It is common to hear about maximum medical improvement during a personal injury claim – particularly during a workplace injury claim. During a workers’ compensation claim or civil lawsuit for a job-related injury, it is necessary to determine the employee’s level of disability, if any. The level of disability can decide if, when, and how the employee can return to work after a serious injury or illness. Understanding maximum medical improvement, or MMI, can help you navigate your case in Oregon.

About Workers’ Compensation Claims in Oregon

The Oregon workers’ compensation system enables injured workers to receive financial benefits for their medical bills, disability costs, and two-thirds lost wages if their injuries occurred while on the job. It is not necessary for the injured worker to prove anyone’s fault for the accident to receive these benefits. Before a worker can obtain fair compensation for his or her damages, however, the insurance company must know the individual’s level of maximum medical improvement.

Maximum medical improvement means the worker has stopped recovering. It does not necessarily mean the employee has fully healed. Rather, he or she has reached the point where a medical practitioner determines the patient will not progress any further. Maximum medical improvement will change from patient to patient. It depends on the injuries suffered, and the health of the employee. Treatment after the point of maximum medical improvement is meant to keep the patient comfortable and functioning at his or her current level – not fully heal the patient.

Who Determines the Date of Maximum Medical Improvement?

The insurance company does not determine the injured worker’s date of maximum medical improvement – nor does the employer or a lawyer.
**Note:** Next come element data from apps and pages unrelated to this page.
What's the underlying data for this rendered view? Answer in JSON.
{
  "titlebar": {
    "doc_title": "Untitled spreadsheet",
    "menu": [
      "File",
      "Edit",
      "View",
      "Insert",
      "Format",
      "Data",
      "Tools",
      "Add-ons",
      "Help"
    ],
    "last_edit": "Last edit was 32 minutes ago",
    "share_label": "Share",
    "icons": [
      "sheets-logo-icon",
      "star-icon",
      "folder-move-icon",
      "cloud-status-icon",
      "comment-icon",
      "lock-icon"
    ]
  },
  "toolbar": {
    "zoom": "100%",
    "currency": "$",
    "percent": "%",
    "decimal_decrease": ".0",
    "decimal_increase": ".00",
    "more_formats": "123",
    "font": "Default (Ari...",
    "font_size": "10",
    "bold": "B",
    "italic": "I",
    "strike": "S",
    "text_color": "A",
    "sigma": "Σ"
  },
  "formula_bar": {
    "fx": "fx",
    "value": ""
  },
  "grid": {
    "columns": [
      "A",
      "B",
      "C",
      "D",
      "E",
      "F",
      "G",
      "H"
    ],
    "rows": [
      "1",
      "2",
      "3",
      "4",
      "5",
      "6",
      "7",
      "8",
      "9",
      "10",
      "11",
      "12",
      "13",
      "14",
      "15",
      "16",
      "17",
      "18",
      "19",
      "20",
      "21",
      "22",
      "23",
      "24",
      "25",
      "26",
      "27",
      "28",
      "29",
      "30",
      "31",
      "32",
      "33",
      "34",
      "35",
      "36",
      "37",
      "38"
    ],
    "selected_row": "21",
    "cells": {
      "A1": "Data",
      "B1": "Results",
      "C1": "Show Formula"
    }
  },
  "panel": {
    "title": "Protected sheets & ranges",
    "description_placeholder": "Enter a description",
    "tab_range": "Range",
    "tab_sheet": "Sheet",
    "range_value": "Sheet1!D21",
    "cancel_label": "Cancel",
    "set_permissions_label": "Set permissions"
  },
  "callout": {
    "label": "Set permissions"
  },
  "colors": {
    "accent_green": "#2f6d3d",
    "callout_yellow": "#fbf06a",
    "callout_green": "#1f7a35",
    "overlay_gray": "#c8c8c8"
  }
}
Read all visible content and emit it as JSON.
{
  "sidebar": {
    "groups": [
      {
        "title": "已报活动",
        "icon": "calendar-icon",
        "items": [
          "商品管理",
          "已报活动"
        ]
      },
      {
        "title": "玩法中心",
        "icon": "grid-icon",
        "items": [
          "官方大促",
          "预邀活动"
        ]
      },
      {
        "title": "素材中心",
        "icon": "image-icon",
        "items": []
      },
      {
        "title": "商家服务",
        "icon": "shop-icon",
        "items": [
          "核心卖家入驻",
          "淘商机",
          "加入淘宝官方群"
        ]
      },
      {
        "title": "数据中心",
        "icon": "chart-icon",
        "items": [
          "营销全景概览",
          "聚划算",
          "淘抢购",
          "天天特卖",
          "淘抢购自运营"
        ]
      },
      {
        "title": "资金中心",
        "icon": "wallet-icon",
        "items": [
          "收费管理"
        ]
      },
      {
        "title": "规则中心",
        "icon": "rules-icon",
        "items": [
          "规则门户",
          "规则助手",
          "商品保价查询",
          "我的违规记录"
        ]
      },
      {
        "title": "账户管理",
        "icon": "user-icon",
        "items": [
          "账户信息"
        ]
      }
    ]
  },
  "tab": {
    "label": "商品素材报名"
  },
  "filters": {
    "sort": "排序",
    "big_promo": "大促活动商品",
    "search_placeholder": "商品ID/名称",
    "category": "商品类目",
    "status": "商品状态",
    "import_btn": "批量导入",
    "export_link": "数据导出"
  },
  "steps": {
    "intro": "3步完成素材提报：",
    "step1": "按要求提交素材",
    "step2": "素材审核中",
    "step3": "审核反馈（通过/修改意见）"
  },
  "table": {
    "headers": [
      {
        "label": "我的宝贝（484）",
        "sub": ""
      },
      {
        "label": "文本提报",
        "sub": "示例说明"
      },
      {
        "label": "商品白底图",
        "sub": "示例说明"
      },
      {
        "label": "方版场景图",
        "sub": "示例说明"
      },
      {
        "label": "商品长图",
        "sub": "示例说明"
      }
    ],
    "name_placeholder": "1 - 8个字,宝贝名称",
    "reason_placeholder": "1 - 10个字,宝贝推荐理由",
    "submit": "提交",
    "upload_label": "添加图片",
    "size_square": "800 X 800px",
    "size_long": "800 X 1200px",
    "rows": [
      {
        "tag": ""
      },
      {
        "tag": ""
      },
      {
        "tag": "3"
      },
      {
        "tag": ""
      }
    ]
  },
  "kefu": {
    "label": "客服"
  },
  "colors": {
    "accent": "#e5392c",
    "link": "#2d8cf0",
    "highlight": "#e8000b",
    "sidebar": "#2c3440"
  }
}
A doctor is the only party with the authority to determine someone’s point of MMI. A doctor will use many different factors to make this determination, including your range of motion, rate of recovery, and overall prognosis. It can take months or even years for a patient to reach maximum medical improvement. It is important, however, not to rush your doctor’s determination.

Pushing a doctor to say you have reached the point of maximum medical improvement when really you have not will only serve to reduce your workers’ compensation benefits. Rushing your doctor’s decision could lead to missed medical bills on your claim. For example, imagine you suffer a severe burn injury at work and require a skin graft surgery for treatment. Six months later, your doctor recommends a second reconstructive surgery. If you rushed your date of MMI, you may not have been able to list the second surgery as part of your workers’ comp claim.

Why Is MMI Important?

It is necessary for a workers’ compensation insurance company to know the employee’s maximum medical improvement to provide fair compensation for a permanent disability, as well as for related medical costs. The insurance company will need to know the date the patient reaches MMI, as well as his or her limitations at this point. Understanding maximum medical improvement is the only way to give an injured worker the amount of compensation necessary to adequately cover lifelong medical needs or disabilities.

Your employer needs to know your level of MMI, as this will determine the longevity of your temporary total disability benefit payments. The insurance company will only grant these benefits as long as your disability persists. Once you reach your point of maximum medical improvement, your doctor will be able to know if you can return to work. This can help you complete and settle your claim.

Do not let an employer or an insurance company rush your workers’ compensation settlement. You have the right to wait until a doctor determines you have reached the point of maximum medical improvement. Hire an attorney to defend your rights if you believe your claim is worth more.